[Items from an interface collection]

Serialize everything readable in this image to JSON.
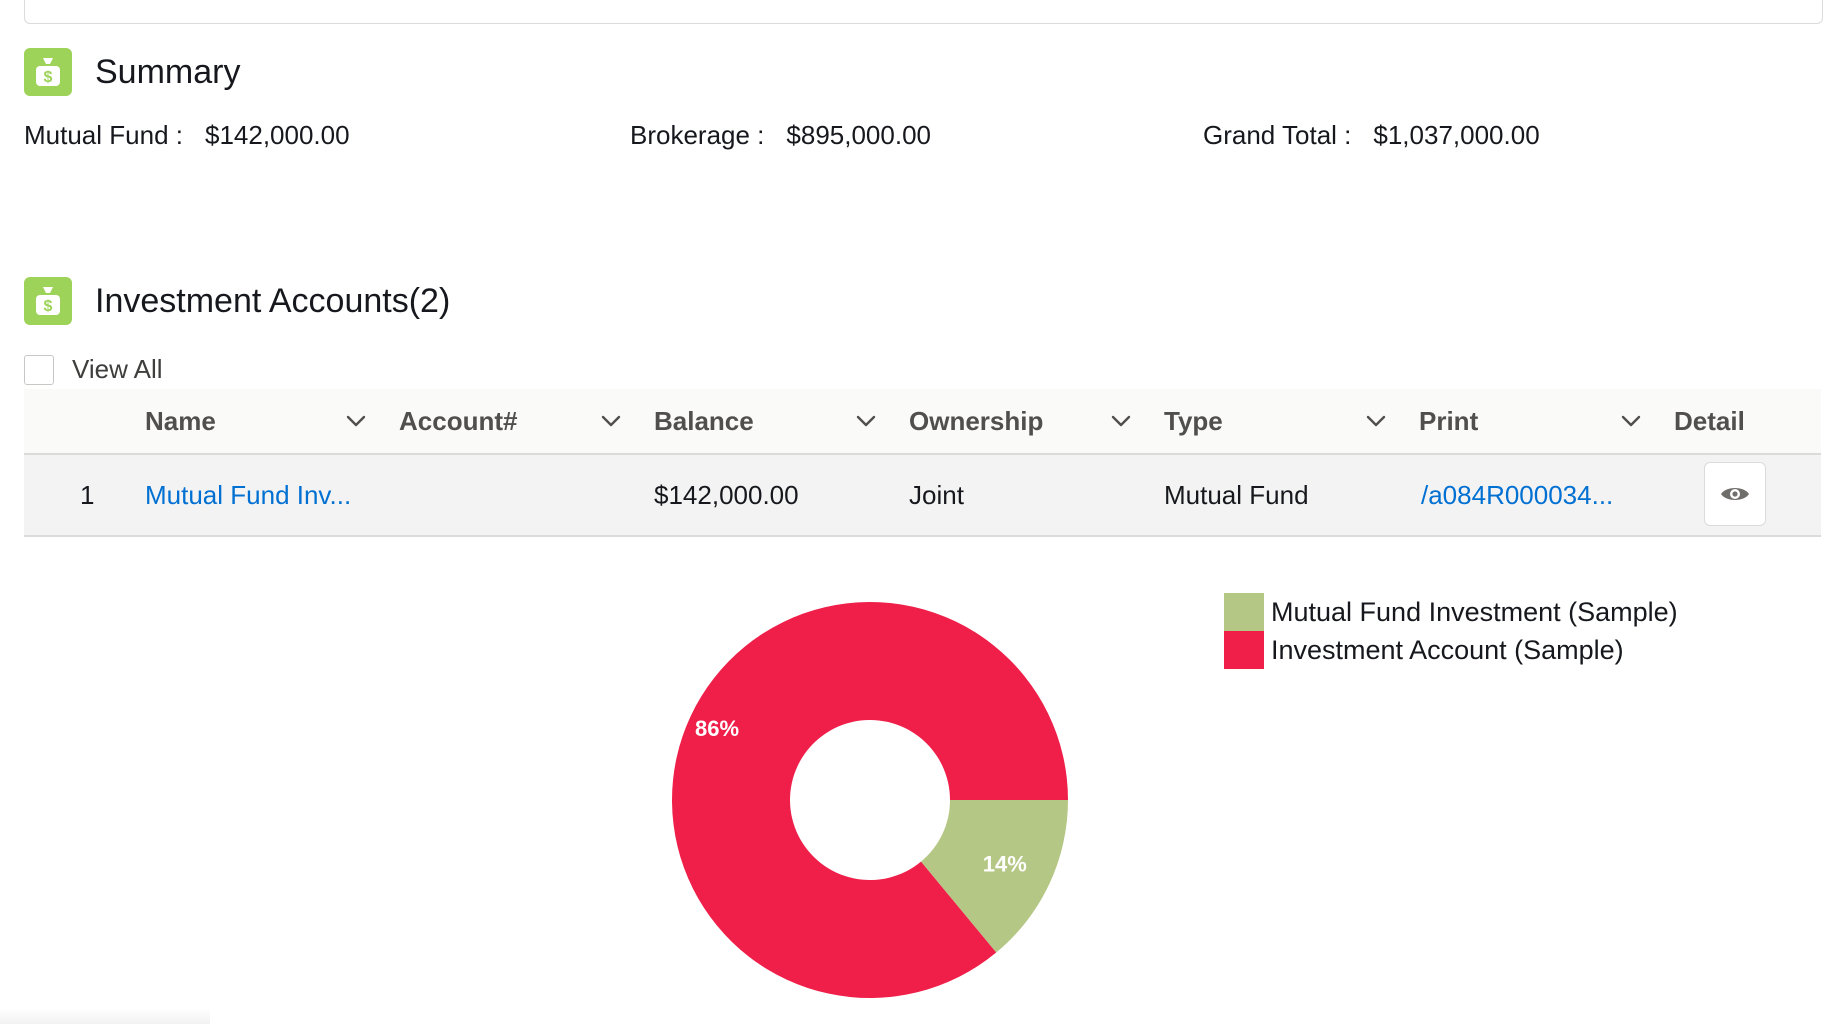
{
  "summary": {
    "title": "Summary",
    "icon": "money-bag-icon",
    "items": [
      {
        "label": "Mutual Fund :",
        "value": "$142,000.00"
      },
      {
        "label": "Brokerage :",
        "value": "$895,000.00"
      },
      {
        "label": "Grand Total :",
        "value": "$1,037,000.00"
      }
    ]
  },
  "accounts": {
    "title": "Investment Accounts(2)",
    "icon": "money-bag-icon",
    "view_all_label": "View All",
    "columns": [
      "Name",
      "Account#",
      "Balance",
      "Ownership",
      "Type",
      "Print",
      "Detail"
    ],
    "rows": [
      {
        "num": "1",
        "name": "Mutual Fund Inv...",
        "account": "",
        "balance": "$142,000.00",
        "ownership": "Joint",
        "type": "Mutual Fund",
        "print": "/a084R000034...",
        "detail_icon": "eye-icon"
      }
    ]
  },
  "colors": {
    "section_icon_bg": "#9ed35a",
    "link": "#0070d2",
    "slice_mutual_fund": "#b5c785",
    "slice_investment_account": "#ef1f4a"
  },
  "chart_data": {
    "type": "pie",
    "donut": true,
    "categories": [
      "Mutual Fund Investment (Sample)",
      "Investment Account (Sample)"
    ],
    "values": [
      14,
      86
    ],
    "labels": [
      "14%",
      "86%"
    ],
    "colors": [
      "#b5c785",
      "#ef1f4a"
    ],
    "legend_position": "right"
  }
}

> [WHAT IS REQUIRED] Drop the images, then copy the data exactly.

> [RESULT BELOW]
Serialize everything readable in this image to JSON.
{
  "summary": {
    "title": "Summary",
    "icon": "money-bag-icon",
    "items": [
      {
        "label": "Mutual Fund :",
        "value": "$142,000.00"
      },
      {
        "label": "Brokerage :",
        "value": "$895,000.00"
      },
      {
        "label": "Grand Total :",
        "value": "$1,037,000.00"
      }
    ]
  },
  "accounts": {
    "title": "Investment Accounts(2)",
    "icon": "money-bag-icon",
    "view_all_label": "View All",
    "columns": [
      "Name",
      "Account#",
      "Balance",
      "Ownership",
      "Type",
      "Print",
      "Detail"
    ],
    "rows": [
      {
        "num": "1",
        "name": "Mutual Fund Inv...",
        "account": "",
        "balance": "$142,000.00",
        "ownership": "Joint",
        "type": "Mutual Fund",
        "print": "/a084R000034...",
        "detail_icon": "eye-icon"
      }
    ]
  },
  "colors": {
    "section_icon_bg": "#9ed35a",
    "link": "#0070d2",
    "slice_mutual_fund": "#b5c785",
    "slice_investment_account": "#ef1f4a"
  },
  "chart_data": {
    "type": "pie",
    "donut": true,
    "categories": [
      "Mutual Fund Investment (Sample)",
      "Investment Account (Sample)"
    ],
    "values": [
      14,
      86
    ],
    "labels": [
      "14%",
      "86%"
    ],
    "colors": [
      "#b5c785",
      "#ef1f4a"
    ],
    "legend_position": "right"
  }
}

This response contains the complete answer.